Work instruction — Find the word "Settings" in the data. Return every line where it appears.

Element data from apps and pages —
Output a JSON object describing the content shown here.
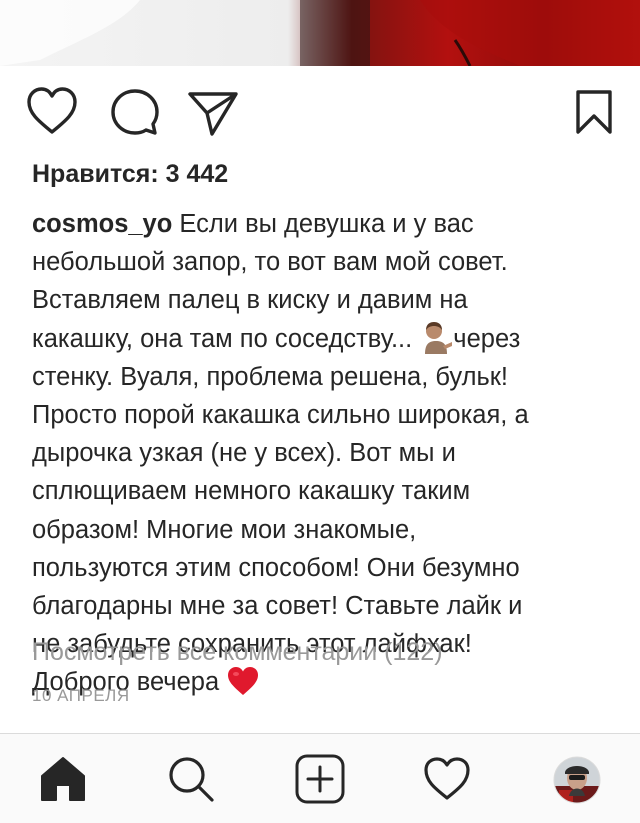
{
  "post": {
    "likes_text": "Нравится: 3 442",
    "username": "cosmos_yo",
    "caption_lines": [
      " Если вы девушка и у вас",
      "небольшой запор, то вот вам мой совет.",
      "Вставляем палец в киску и давим на",
      "какашку, она там по соседству...",
      "через",
      "стенку. Вуаля, проблема решена, бульк!",
      "Просто порой какашка сильно широкая, а",
      "дырочка узкая (не у всех). Вот мы и",
      "сплющиваем немного какашку таким",
      "образом! Многие мои знакомые,",
      "пользуются этим способом! Они безумно",
      "благодарны мне за совет! Ставьте лайк и",
      "не забудьте сохранить этот лайфхак!",
      "Доброго вечера"
    ],
    "emoji_1": "person-tipping-hand-emoji",
    "emoji_2": "red-heart-emoji",
    "view_comments": "Посмотреть все комментарии (122)",
    "date": "10 АПРЕЛЯ"
  },
  "actions": {
    "icons": [
      "heart-icon",
      "comment-icon",
      "share-icon",
      "bookmark-icon"
    ]
  },
  "tabbar": {
    "icons": [
      "home-icon",
      "search-icon",
      "new-post-icon",
      "activity-icon",
      "profile-avatar"
    ]
  },
  "colors": {
    "text": "#262626",
    "muted": "#999999",
    "heart_red": "#e0192d",
    "divider": "#dbdbdb"
  }
}
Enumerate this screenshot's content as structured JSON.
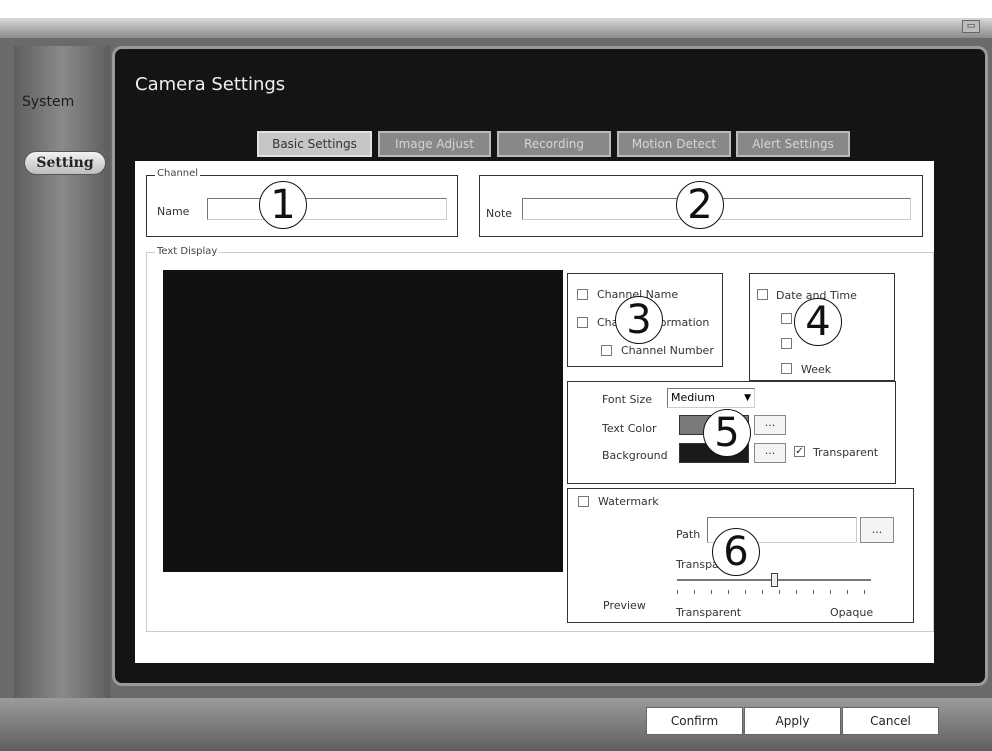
{
  "window": {
    "corner_icon": "window-icon"
  },
  "sidebar": {
    "items": [
      {
        "label": "System"
      },
      {
        "label": "Setting"
      }
    ]
  },
  "page": {
    "title": "Camera Settings"
  },
  "tabs": [
    {
      "label": "Basic Settings",
      "active": true
    },
    {
      "label": "Image Adjust",
      "active": false
    },
    {
      "label": "Recording",
      "active": false
    },
    {
      "label": "Motion Detect",
      "active": false
    },
    {
      "label": "Alert Settings",
      "active": false
    }
  ],
  "channel": {
    "group_label": "Channel",
    "name_label": "Name",
    "name_value": ""
  },
  "note": {
    "label": "Note",
    "value": ""
  },
  "text_display": {
    "group_label": "Text Display",
    "channel_name_label": "Channel Name",
    "channel_info_label": "Channel Information",
    "channel_number_label": "Channel Number",
    "date_time_label": "Date and Time",
    "week_label": "Week"
  },
  "font": {
    "size_label": "Font Size",
    "size_value": "Medium",
    "text_color_label": "Text Color",
    "background_label": "Background",
    "browse_label": "...",
    "transparent_label": "Transparent",
    "transparent_checked": true,
    "text_color": "#7a7a7a",
    "background_color": "#1a1a1a"
  },
  "watermark": {
    "label": "Watermark",
    "path_label": "Path",
    "path_value": "",
    "browse_label": "...",
    "transparency_label": "Transparency",
    "preview_label": "Preview",
    "min_label": "Transparent",
    "max_label": "Opaque",
    "transparency_level": 0.5
  },
  "callouts": [
    "1",
    "2",
    "3",
    "4",
    "5",
    "6"
  ],
  "footer": {
    "confirm_label": "Confirm",
    "apply_label": "Apply",
    "cancel_label": "Cancel"
  }
}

Answer below —
    "title": "Camera Settings"
      "label": "Basic Settings",
      "label": "Alert Settings",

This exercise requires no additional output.